DATA LISTING:
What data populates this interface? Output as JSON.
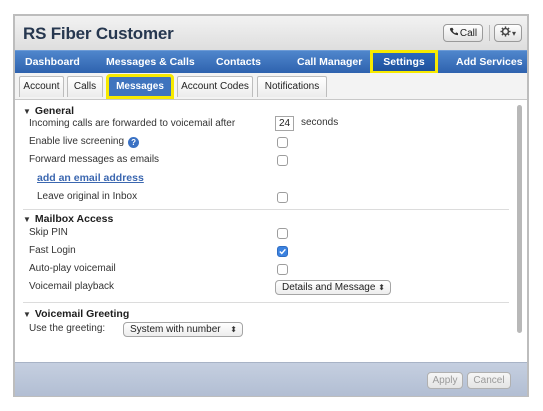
{
  "app": {
    "title": "RS Fiber Customer"
  },
  "header": {
    "call_label": "Call",
    "gear_caret": "▾"
  },
  "nav": {
    "items": [
      {
        "label": "Dashboard"
      },
      {
        "label": "Messages & Calls"
      },
      {
        "label": "Contacts"
      },
      {
        "label": "Call Manager"
      },
      {
        "label": "Settings",
        "active": true
      },
      {
        "label": "Add Services"
      }
    ]
  },
  "tabs": {
    "items": [
      {
        "label": "Account"
      },
      {
        "label": "Calls"
      },
      {
        "label": "Messages",
        "active": true
      },
      {
        "label": "Account Codes"
      },
      {
        "label": "Notifications"
      }
    ]
  },
  "general": {
    "title": "General",
    "forward_label": "Incoming calls are forwarded to voicemail after",
    "forward_value": "24",
    "forward_unit": "seconds",
    "screening_label": "Enable live screening",
    "screening_checked": false,
    "email_label": "Forward messages as emails",
    "email_checked": false,
    "add_email_link": "add an email address",
    "leave_label": "Leave original in Inbox",
    "leave_checked": false
  },
  "mailbox": {
    "title": "Mailbox Access",
    "skip_pin_label": "Skip PIN",
    "skip_pin_checked": false,
    "fast_login_label": "Fast Login",
    "fast_login_checked": true,
    "autoplay_label": "Auto-play voicemail",
    "autoplay_checked": false,
    "playback_label": "Voicemail playback",
    "playback_value": "Details and Message"
  },
  "greeting": {
    "title": "Voicemail Greeting",
    "use_label": "Use the greeting:",
    "use_value": "System with number"
  },
  "footer": {
    "apply_label": "Apply",
    "cancel_label": "Cancel"
  },
  "colors": {
    "nav_blue": "#2e62ae",
    "highlight": "#f7ea00",
    "checkbox_blue": "#3b82e0"
  }
}
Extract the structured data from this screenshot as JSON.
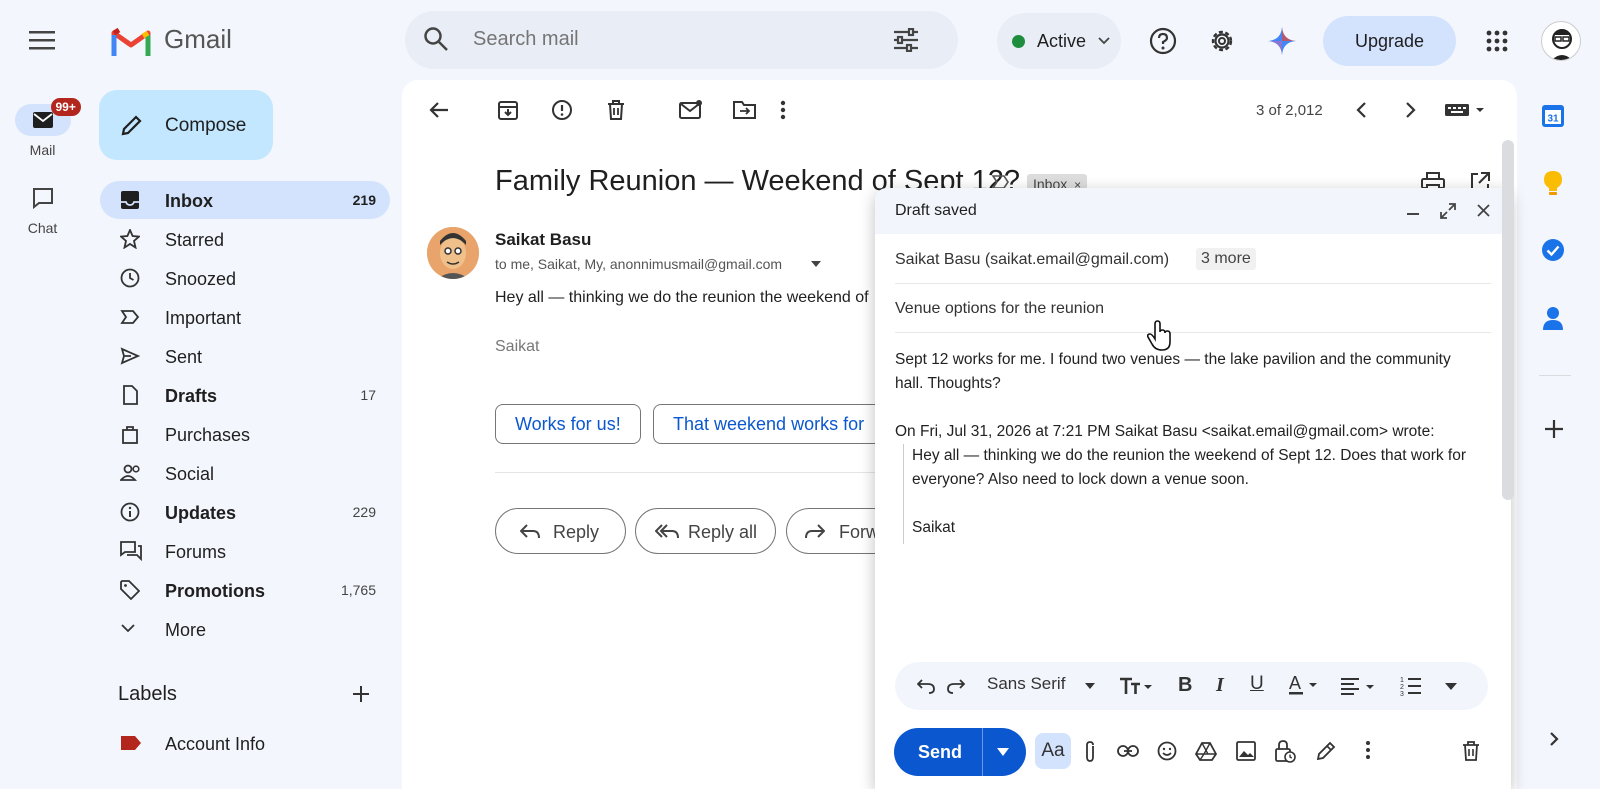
{
  "app": {
    "name": "Gmail"
  },
  "rail": {
    "mail_label": "Mail",
    "chat_label": "Chat",
    "mail_badge": "99+"
  },
  "search": {
    "placeholder": "Search mail"
  },
  "status": {
    "label": "Active",
    "color": "#1e8e3e"
  },
  "upgrade_label": "Upgrade",
  "compose_label": "Compose",
  "nav": [
    {
      "label": "Inbox",
      "count": "219"
    },
    {
      "label": "Starred",
      "count": ""
    },
    {
      "label": "Snoozed",
      "count": ""
    },
    {
      "label": "Important",
      "count": ""
    },
    {
      "label": "Sent",
      "count": ""
    },
    {
      "label": "Drafts",
      "count": "17"
    },
    {
      "label": "Purchases",
      "count": ""
    },
    {
      "label": "Social",
      "count": ""
    },
    {
      "label": "Updates",
      "count": "229"
    },
    {
      "label": "Forums",
      "count": ""
    },
    {
      "label": "Promotions",
      "count": "1,765"
    },
    {
      "label": "More",
      "count": ""
    }
  ],
  "labels": {
    "heading": "Labels",
    "items": [
      {
        "label": "Account Info",
        "color": "#b3261e"
      }
    ]
  },
  "toolbar": {
    "pagination": "3 of 2,012"
  },
  "email": {
    "subject": "Family Reunion — Weekend of Sept 12?",
    "label_chip": "Inbox",
    "sender": "Saikat Basu",
    "recipients": "to me, Saikat, My, anonnimusmail@gmail.com",
    "body_preview": "Hey all — thinking we do the reunion the weekend of",
    "signature": "Saikat",
    "smart_replies": [
      "Works for us!",
      "That weekend works for"
    ],
    "actions": {
      "reply": "Reply",
      "reply_all": "Reply all",
      "forward": "Forw"
    }
  },
  "draft": {
    "header": "Draft saved",
    "from": "Saikat Basu (saikat.email@gmail.com)",
    "more_chip": "3 more",
    "subject": "Venue options for the reunion",
    "body_line1": "Sept 12 works for me. I found two venues — the lake pavilion and the community",
    "body_line2": "hall. Thoughts?",
    "quote_header": "On Fri, Jul 31, 2026 at 7:21 PM Saikat Basu <saikat.email@gmail.com> wrote:",
    "quote_line1": "Hey all — thinking we do the reunion the weekend of Sept 12. Does that work for",
    "quote_line2": "everyone? Also need to lock down a venue soon.",
    "quote_sig": "Saikat",
    "font_name": "Sans Serif",
    "send_label": "Send",
    "aa_label": "Aa"
  },
  "right_rail": {
    "calendar_day": "31"
  }
}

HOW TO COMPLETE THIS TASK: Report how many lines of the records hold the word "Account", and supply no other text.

RESPONSE TO THIS EXERCISE: 3